As two major corruption cases became the main headlines in Iran this week, the minister of economy blamed economic stagnation on “Trump’s sanctions.”
Ehsan Khandouzi, speaking to university students, reluctantly admitted that successive administrations have mishandled the economy, but insisted that US sanctions imposed in 2018, wiped out economic growth and “led to today’s high inflation.”
“The sanctions during the Trump era caused the country's economy to decline, and inflation is now the legacy of the sanctions in recent years. These sanctions have affected the purchasing power of households,” Khandouzi insisted.
No one truly knows the real annual inflation rate, since the government stopped issuing periodic reports in 2019, but occasional figures announced by officials show that inflation is above 50 percent, and food prices have increased much faster.
Khandouzi referred to 2011, when he said the national income had reached an all-time high, but he did not mention that skyrocketing oil prices were the reason why the country had disposable income more than a decade ago. In contrast, currently there is not enough foreign currency to import raw materials for producing medications and people must go from pharmacy to pharmacy to find a can of baby formula.
One student asked the minister if “you want to drag everyone into poverty,” to which the minister gave a condescending answer. “When I was a student like you 25 years ago, I was also a critic, but one expects students to ask more sophisticated and analytical questions,” Khandouzi replied. He then went on to tell the students that the ministry of economy has set up a summer school and they are welcome to attend the courses and learn economics.
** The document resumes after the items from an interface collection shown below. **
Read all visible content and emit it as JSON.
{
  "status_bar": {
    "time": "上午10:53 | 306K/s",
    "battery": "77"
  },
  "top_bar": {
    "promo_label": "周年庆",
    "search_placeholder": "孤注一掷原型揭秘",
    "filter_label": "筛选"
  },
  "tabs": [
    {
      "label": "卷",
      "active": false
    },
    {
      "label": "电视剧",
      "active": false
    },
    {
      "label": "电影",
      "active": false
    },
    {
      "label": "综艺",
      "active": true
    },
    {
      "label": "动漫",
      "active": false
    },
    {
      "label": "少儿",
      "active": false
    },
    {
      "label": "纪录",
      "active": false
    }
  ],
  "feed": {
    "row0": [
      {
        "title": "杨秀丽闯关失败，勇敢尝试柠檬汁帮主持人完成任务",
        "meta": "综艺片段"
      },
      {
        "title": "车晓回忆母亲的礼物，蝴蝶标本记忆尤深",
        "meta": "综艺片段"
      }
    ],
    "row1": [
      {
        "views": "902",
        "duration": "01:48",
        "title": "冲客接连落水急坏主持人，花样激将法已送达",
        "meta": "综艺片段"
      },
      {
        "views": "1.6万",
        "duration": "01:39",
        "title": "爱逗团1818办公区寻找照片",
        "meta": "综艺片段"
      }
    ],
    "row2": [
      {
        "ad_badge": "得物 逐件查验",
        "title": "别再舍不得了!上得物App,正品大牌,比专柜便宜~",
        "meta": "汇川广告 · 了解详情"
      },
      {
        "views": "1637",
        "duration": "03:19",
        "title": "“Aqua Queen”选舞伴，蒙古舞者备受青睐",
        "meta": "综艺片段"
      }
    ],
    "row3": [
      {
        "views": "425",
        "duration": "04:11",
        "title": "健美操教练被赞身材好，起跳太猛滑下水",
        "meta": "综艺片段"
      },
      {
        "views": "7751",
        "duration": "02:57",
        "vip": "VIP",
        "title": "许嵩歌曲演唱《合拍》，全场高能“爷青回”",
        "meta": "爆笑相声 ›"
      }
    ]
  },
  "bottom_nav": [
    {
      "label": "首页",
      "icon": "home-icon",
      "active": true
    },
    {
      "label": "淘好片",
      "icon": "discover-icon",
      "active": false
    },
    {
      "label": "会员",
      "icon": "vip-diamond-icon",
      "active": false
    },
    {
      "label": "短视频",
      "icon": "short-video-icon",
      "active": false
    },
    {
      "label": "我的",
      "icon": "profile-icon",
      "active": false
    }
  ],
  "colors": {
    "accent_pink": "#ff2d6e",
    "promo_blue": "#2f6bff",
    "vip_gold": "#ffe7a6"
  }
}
Meanwhile, the minister admitted that the Islamic Republic in the past 20 years has completely mishandled its banking sector and now several institutions are on the verge of bankruptcy. He also acknowledged that the government is afraid of protests if banks go under, and depositors demand their money. For this reason, the government prefers to dissolve these institutions into the Central Bank of Iran, a strange arrangement for any country.
However, Khandouzi did not mention that there no true private sector banks in Iran. The so-called non-governmental banks are in fact institutions set up by public entities or by regime insiders who have political influence and therefore have immunity from supervision.
Insider dealings became once again public scandals this week. A company dealing with tea imports misused up to $3.5 billion it received from the government at preferential rate of exchange. Instead of importing tea and machinery as expected, the company sold dollars on the open market at much higher rates. Despite pledges by top officials to investigate and address the fraud, so far, no prominent person has been detained. Some local media outlets say that without the complicity of top officials such a fraud would not have been possible.
At the same time, members of Tehran’s municipal council are asking about more than $300 in city revenues that has “disappeared”, meaning there is no trace of the money in budget allocations. This is a substantial sum of money in Iran, equaling 170 trillion rials.
The minister of economy did not address the corruption scandals during his meeting with the students. He tried to argue that the economy has improved in the past two years during the reign of hardliners. President Ebrahim Raisi also presented rosy figures to parliament earlier this week. One lawmaker commented after the meeting that “The president seemed to be talking about a different country.”